Look. They can't all be winners. And, frankly, whatever draw George Raft had at one point as a huge movie star, I just... do not get.
The pieces are there for a solid noir film, but every scene feels like it's the second take after maybe three run-throughs. Raft is wooden in the best of circumstances, but he sort of sets the tone for everyone else, bringing down the energy around near everyone but Queenie Smith, whom Raft seems to just sit back and enjoy during their shared scenes.
The movie follows the investigation of the suicide of a well-known song composer who also happens to go through women like they're on a conveyor belt coming to his door, not bothering to learn their names and calling them all "Dolores" (which never gets resolution or meaning in the film). Raft plays the milk-drinking cop who becomes obsessed with the idea the guy was plugged. Lynn Bari plays the dame who maybe did it. Who, for reasons that are not at all clear, Raft decides he's fallen for.
The titular "Nocturne" is a song written by the composer, left unfinished when he died.
That's it. That's the movie. Raft running around questioning people, fighting improbably with his own bosses, and having his mom do all the real detective work.
Sure, the movie looks good - RKO knew who to put behind the camera (Harry J. Wild was no slouch in my book), and there's a good idea in there somewhere about a good cop who doesn't think a suicide is just that and wants to investigate it for murder.

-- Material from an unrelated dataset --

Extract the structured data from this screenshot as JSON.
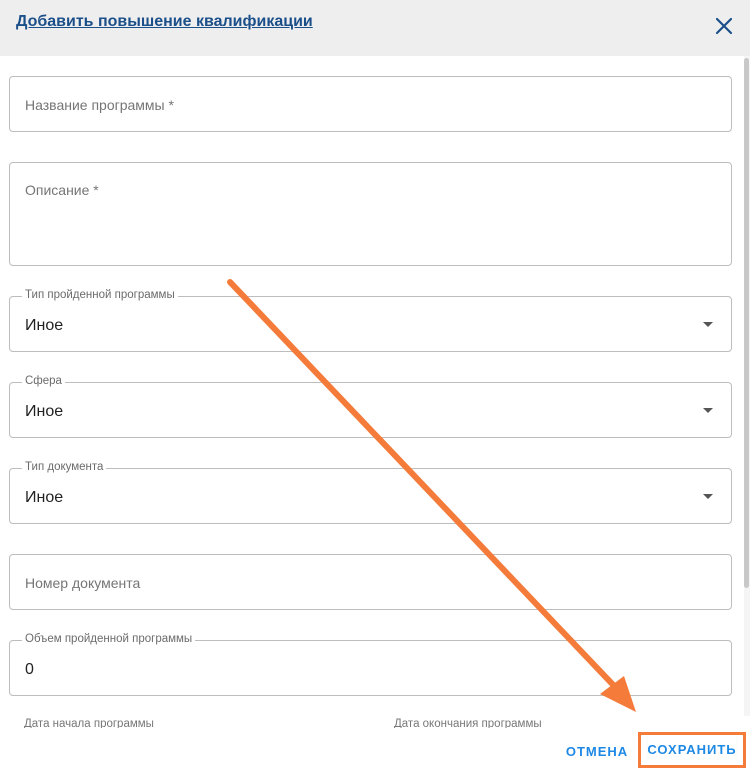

But at the end of the day, we don't know much about the victim, we know less about the cop's dogged motivation, and the movie tips its hand as to what's happening at the 30 minute mark. Honestly - that's just strange.
I really, really did not like this movie, so I think I will stop writing about it now.
Sunday, September 29, 2019
PODCAST - Halloween Watch: "An American Werewolf in London" (1981)/ "Ginger Snaps" (2000) w/ SimonUK and Ryan
Format: BluRay/ DVD
Viewing: unknown/ First
Decade: 1980's/ 2000's
It's Halloween 2019! SimonUK and Ryan kick off the spooky season with a pair of scare-tacular films about coming to grips with change. And, of course, discovering you're now kinda undead and become a blood-thirsty kill-machine when the moon is particular round. We talk new-classic An American Werewolf in London (1981) and horror-icon-contender Ginger Snaps (2000).
The Haunting Main Theme - Henry Searle
An American Werewolf in London Suite - Elmer Bernstein, An American Werewolf in London OST
Bad Moon Rising - CCR, man, Green River
Halloween 2019 Playlist
Last Year's Halloween episodes: